A 118-year-old tall ship is one step closer to resuming its role as a training vessel for at-risk youth with its relaunch into Melbourne waters this weekend.
After eight years of restoration and more than 80,000 volunteer hours, the Alma Doepel will finally be moved from its custom-built barge, along the Birrarung, under the Bolte Bridge and into Victoria Harbour on Saturday.
The restoration of the majestic schooner is an ongoing labour of love for a dedicated team, including former youth voyager and project board member Matt McDonald.
‘The Alma Doepel was made by early settlers who went into the bush and built a ship out of trees, which they launched in 1903. From an Australian maritime perspective, she is very unique,’ Matt said.
‘Since then, the ship has had an amazing history, trading up and down the east coast, going to New Zealand and ending up on the run between Hobart and Melbourne as part of the IXL jam fleet, bringing fruit to supply the jam factory in South Yarra.’
Decades later, the Alma Doepel was used for youth sailing expeditions in the 1980s and 1990s. This will be the ship’s purpose once more when she is fully restored, under the ownership of Sail Adventure Australia.
‘When I was 14, I went on the Alma Doepel, and I’m now a ship’s captain. I wouldn’t do what I do if I didn’t go to sea as a teenager,’ said Matt, who also met his future wife on that fateful voyage.
‘The Alma Doepel has changed lots of lives during her maritime career, including supporting disadvantaged young people who’ve come on board to learn about leadership, resilience, teamwork, and themselves.
‘Having the opportunity to go away for nine days with no digital screens is really special.
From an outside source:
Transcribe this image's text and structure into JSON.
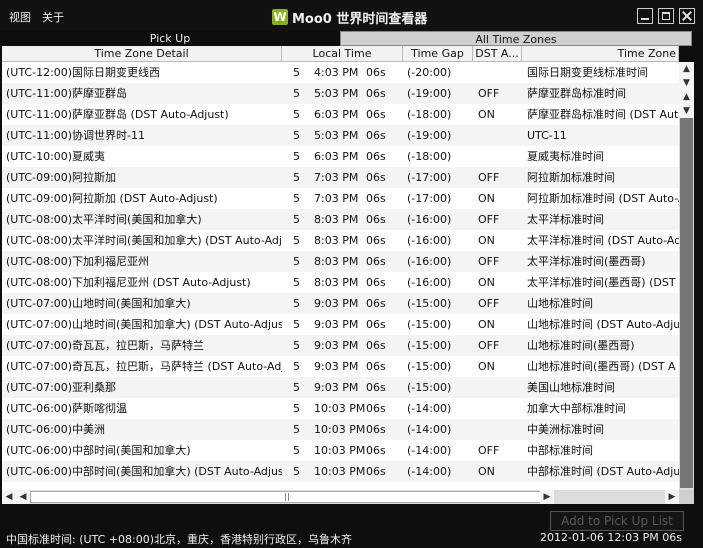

We think these programs are needed now more than ever, particularly when you look at the incidence of youth mental health, suicide and substance abuse.
‘Not only is the Alma Doepel important because of its place in Australian history, but also because of what the ship will do for young people once in service. She has so much to offer. That’s what motivates us.’
Local people have thrown huge support behind the Alma Doepel restoration, which has been made possible by extensive fundraising. The City of Melbourne has also provided $300,000 towards the works and waived berthing fees for 12 years.
The project team has faced complex challenges during its journey, including moving the ship between land and water, securing a spot for it to be restored, and sourcing timber of the right quality and size.
Thanks to support from Development Victoria, they have even used 100-year-old timber from under North Wharf, recurving and laminating it into structural parts of the ship.
COVID-19 presented further challenges, restricting the amount of people who could work on the hull, and making fundraising events impossible. Yet still the team has forged on.
‘The ship is now in a more structurally sound position that in was in 1903. She has another 120 years ahead of her,’ Matt said.
After safely returning the Alma Doepel to the water, the team is now focused on securing funds to complete the restoration, including finishing the deck, rigging, interior fit-out and engineering.
They hope that the ship will be operational and hosting youth sailing programs in one to two years.
To find out more and lend your support, visit Alma Doepel.
Did you know
Melbourne has a rich maritime history and Victoria Harbour was once the biggest man-made harbour in the world, built with steam shovels.
To find out more, and what we’re doing to ensure these stories are honoured and respected into the future, visit Exploring Melbourne’s maritime history.
For more information about commercial and recreational boating in Melbourne, including how to book a berth, visit Boating and waterways or Melbourne City Marina.